Tag Archives: media sector

Running a hybrid – NGO and media cultures combine

A little while ago, I posted an old op-ed column by Rakesh Rajani, in which he asked “What if NGOs were newspapers?” And I promised to follow it up with some thoughts on our situation here at Daraja, where we are an NGO that runs newspapers, to see how accurate Rakesh’s ideas were. Well, here goes.

Rakesh’s main point was that NGOs are not subject to the strict deadlines that rule newspapers’ work, or to the same kind of pressure that newspapers face to give readers what they want. A reporter who misses a deadline finds that their story isn’t published. A newspaper that comes out late risks missing out on sales and undermining their readers’ trust. And if a newspaper writes about things that don’t interest their readers then that paper won’t get bought again. The nearest equivalent pressures on NGOs have often very little to do with the community – their “beneficiaries” – and more to do with keeping their donors happy.

In other words, NGOs aren’t as strongly accountable to the community as newspapers for doing their work on time or for doing it well. Continue reading

The politics of water supply are coming to the boil

This blog has long argued that the major challenges in the water sector are more political than technical. We have also highlighted the fact that the political nature of the challenges has not been matched by political attention. Water supply was largely ignored in the 2010 election campaigns, for example, not featuring in the major campaign promises of any of the big three parties’ presidential candidates nor gaining much attention in election media coverage (here and here).

Now, four separate developments in the past few weeks point to a change in the politics of water supply in Tanzania. So what are the new developments, and what is the change that they point to? Continue reading

Corruption in literature – some great reads

The great MG Vassanji, author of many of the best East African novels, was in Tanzania recently, and has shared his thoughts on Tanzania in a fascinating piece published in the Canadian magazine Macleans – “Tanzania: land of constant complaints.”

I’m not sure he has it quite right with the headline, since apathy, low expectations and just getting on with things are more my experience. An SNV study, for example, elicited a very different thought from a respondent: “What do we expect from our government? It is like the rain: if it does not rain we try to survive, when it rains we are grateful.” Continue reading

The Tanzanian media has had a bad crisis

The Tanzanian media has had a bad crisis

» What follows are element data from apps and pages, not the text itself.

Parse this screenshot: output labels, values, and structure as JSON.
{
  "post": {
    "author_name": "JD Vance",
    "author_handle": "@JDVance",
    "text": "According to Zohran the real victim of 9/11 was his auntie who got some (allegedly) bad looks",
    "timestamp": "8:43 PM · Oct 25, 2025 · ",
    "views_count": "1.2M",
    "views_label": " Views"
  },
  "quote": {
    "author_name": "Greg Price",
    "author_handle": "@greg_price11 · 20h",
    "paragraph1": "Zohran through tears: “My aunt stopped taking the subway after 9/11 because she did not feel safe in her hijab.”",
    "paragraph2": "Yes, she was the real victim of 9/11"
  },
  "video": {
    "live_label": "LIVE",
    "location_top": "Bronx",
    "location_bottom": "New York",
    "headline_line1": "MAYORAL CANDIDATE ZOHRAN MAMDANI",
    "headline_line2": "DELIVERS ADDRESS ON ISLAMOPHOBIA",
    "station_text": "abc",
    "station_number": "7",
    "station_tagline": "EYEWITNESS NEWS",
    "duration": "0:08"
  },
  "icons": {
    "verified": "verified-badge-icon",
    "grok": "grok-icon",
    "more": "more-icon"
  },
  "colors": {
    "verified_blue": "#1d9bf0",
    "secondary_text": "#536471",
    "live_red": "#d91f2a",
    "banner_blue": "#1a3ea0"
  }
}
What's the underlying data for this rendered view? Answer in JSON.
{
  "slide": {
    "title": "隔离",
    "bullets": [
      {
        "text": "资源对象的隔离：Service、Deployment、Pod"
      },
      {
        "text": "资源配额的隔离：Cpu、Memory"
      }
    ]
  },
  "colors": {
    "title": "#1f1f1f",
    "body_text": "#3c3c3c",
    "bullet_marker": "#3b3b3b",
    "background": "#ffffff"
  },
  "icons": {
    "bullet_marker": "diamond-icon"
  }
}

It seems I wasn’t entirely fair when I recently complained about the inaccuracy of a couple of photos circulating around Tanzania’s social media scene following the tragic MV Spice Islander disaster. The mainstream media has done no better.

First, a brief reminder. The photos below are not of the MV Spice Islander, but rather photos from previous ferry tragedies elsewhere in the world, and yet they were both posted widely on facebook, twitter and various blogs over the weekend of the disaster. For an explanation of where the photos were originally taken, see my earlier post.

Yes, the social media users I highlighted got it wrong, but then so did several mainstream media outlets, many of which have published the first of these photos in print and/or online. Continue reading

#ZanzibarBoatAccident and the Tanzanian media - failure all round?

#ZanzibarBoatAccident and the Tanzanian media – failure all round?

The tragic events taking place in Zanzibar in the early hours of Saturday morning are a national disaster, and three days of mourning have rightly been declared. Our thoughts are with those who lost lives or lost loved ones. May their souls rest in peace.

The disaster raises questions about regulation of maritime transport and accountability, though it is too soon to reach firm conclusions on what went wrong and too soon to see whether people will be held to account.

But we can begin assessing how the media handled the 24 hours after the crisis broke.

Continue reading

Who guards the guards? Scandal and corruption in the UK

For a keen follower of media issues, the past month was a great time to be visiting the UK. In case you missed it, a huge scandal blew up over illegal practices at the News of the World newspaper, which itself turned into a scandal about the amount of influence News International (the paper’s owners) had over the police and senior politicians. The result was what one respected media commentator described as a “revolution“.

I won’t recount the full story here as it is long enough to fill a book (or two), but I will try to cover the key points in brief before thinking about the story’s implications for the Tanzania media. Continue reading

What would "free" distribution mean for Tanzanian newspapers?

What would “free” distribution mean for Tanzanian newspapers?

The (UK) Guardian published an article this week on it’s Global Development website about @Verdade, a weekly newspaper in Mozambique that’s distributed completely free of charge. The same paper has been the focus of articles in Time magazine and Think Africa Press as well. They give away 50,000 copies a week, and estimate their weekly readership to be around 400,000 people, making it the most read newspaper in Mozambique.

I’m not aware of any Tanzanian newspapers that are distributed free of charge. There are plenty of newsletters and the like, some of which are made to look like newspapers, but there’s a big difference between a company, government department or organisation publishing a newsletter to promote its own work and a genuine newspaper trying to be profitable using without charging a cover price. Even Femina, publishers of Fema and Si Mchezo magazines, for which the vast majority of copies are distributed free of charge is not really using a free model as it’s usually understood since it is funded by donors. Nor are they really news magazines. Continue reading